Species-specificity of sperm motility activation and chemotaxis: A study on ascidian species

Manabu Yoshida, Yuki Hiradate, Noburu Sensui, Jacky Cosson, Masaaki Morisawa

Research output: Contribution to journalArticlepeer-review

17 Citations (Scopus)


Egg-derived sperm-activating factors and attractants activate sperm motility and attract the sperm, respectively. These phenomena constitute the first communication signaling between males and females in the process of fertilization in many animals and plants, and in many cases, these are species-specific events. Thus, sperm motility activation and chemotaxis may act as a safety process for the authentication between conspecific egg and sperm, and help to prevent crossbreeding. Here, we examine speciesspecificity of sperm motility activation and chemotaxis in the ascidians belonging to the order Phlebobranchiata: Ciona intestinalis, Ciona savignyi, Phallusia mammillata, Phallusia nigra, and Ascidia sydneiensis. Cross-reactivity in both motility activation and chemotaxis of sperm was not observed between C. savignyi and P. mammillata, or between A. sydneiensis and Phallusia spp. However, there is a "one way" (no reciprocity) cross-reaction between P. mammillata and P. nigra in sperm activation, and between C. savignyi and A. sydneiensis in sperm chemotaxis. Further more, the level of activity is different, even when crossreaction is observed. Thus, sperm motility activation and chemotaxis are neither "species-" nor "genus-" specific phenomena among the ascidian species. Moreover, the interaction between the sperm-activating and sperm-attracting factors (SAAFs) in the ascidian species and the SAAF receptors on the sperm cells are not all-or-none responses.
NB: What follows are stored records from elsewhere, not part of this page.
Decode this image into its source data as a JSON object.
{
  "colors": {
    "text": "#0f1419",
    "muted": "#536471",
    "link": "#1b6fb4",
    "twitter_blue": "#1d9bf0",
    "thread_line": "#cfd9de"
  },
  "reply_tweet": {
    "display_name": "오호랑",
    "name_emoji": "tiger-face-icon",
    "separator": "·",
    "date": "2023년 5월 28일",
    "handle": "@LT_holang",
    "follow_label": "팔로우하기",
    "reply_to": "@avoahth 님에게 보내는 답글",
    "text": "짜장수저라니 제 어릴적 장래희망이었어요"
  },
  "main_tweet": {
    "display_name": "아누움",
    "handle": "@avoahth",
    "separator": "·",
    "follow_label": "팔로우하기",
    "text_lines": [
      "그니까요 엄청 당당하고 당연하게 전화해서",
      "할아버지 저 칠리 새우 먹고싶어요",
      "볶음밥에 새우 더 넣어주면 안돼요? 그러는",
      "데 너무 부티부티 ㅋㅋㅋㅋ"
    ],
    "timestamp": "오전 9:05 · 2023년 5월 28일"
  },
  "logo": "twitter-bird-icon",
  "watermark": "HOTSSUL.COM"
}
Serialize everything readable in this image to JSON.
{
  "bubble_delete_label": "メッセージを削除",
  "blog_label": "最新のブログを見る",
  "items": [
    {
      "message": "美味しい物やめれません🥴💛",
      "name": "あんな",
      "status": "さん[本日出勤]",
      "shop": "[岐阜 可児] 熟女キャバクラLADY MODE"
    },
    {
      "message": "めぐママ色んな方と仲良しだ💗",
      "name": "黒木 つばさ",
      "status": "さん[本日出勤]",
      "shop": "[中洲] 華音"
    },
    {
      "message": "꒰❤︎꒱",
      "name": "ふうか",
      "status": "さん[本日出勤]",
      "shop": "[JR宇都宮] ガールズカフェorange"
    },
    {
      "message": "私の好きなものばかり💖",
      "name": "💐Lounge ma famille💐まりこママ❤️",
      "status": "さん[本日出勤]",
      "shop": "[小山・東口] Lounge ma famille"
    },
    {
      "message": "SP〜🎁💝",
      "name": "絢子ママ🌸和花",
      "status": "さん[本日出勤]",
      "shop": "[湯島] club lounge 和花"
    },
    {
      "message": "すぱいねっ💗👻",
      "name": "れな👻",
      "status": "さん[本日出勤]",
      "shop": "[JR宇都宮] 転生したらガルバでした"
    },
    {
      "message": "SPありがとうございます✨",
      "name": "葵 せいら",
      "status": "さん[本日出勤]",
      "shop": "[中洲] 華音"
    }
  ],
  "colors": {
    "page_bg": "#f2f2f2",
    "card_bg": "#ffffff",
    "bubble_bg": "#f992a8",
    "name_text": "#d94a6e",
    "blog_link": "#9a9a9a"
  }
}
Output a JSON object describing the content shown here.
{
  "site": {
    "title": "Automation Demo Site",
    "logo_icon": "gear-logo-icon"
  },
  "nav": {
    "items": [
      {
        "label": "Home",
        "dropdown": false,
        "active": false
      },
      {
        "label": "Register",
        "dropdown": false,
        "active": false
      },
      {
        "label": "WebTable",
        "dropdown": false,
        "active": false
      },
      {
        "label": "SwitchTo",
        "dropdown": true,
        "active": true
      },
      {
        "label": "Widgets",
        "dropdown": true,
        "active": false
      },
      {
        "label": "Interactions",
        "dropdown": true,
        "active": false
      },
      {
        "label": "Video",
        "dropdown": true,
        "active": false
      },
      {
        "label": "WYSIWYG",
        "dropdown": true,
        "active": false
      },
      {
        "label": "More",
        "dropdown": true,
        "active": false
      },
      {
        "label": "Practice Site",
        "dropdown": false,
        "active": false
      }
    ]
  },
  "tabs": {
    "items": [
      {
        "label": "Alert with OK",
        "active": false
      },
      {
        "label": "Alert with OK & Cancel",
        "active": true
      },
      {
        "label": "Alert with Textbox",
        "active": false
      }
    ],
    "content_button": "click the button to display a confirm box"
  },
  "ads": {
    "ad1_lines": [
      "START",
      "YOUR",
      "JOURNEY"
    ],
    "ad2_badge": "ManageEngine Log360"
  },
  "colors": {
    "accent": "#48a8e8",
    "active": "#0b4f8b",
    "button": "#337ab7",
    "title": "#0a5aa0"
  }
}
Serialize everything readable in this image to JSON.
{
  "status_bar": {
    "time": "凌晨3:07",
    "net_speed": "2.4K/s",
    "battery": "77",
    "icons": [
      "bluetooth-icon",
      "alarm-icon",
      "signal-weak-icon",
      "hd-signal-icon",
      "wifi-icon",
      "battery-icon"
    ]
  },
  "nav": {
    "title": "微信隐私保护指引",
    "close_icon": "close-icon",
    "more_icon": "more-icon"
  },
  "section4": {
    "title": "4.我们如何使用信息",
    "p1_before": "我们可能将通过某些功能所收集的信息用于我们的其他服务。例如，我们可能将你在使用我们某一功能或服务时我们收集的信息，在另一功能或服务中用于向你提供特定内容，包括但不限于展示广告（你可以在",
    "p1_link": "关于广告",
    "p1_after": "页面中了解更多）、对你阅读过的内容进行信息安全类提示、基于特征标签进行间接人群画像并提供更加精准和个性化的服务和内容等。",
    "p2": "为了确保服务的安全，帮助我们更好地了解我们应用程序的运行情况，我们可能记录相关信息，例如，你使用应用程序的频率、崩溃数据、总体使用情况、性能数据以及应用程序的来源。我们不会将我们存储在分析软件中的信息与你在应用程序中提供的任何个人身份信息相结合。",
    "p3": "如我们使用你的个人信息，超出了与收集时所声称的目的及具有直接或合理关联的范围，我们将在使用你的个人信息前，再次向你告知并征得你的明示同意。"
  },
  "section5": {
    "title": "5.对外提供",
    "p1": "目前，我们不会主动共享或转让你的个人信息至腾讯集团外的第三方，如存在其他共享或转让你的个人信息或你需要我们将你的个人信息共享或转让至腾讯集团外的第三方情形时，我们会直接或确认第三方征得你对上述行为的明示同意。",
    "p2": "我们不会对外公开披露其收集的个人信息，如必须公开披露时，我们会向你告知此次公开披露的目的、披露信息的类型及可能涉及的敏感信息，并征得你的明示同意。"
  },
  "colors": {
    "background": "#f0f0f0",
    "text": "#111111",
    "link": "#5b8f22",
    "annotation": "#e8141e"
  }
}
Original languageEnglish
Pages (from-to)156-165
Number of pages10
JournalBiological Bulletin
Issue number3
Publication statusPublished - 2013 Aug 1
Externally publishedYes

ASJC Scopus subject areas

  • Agricultural and Biological Sciences(all)


Dive into the research topics of 'Species-specificity of sperm motility activation and chemotaxis: A study on ascidian species'. Together they form a unique fingerprint.

Cite this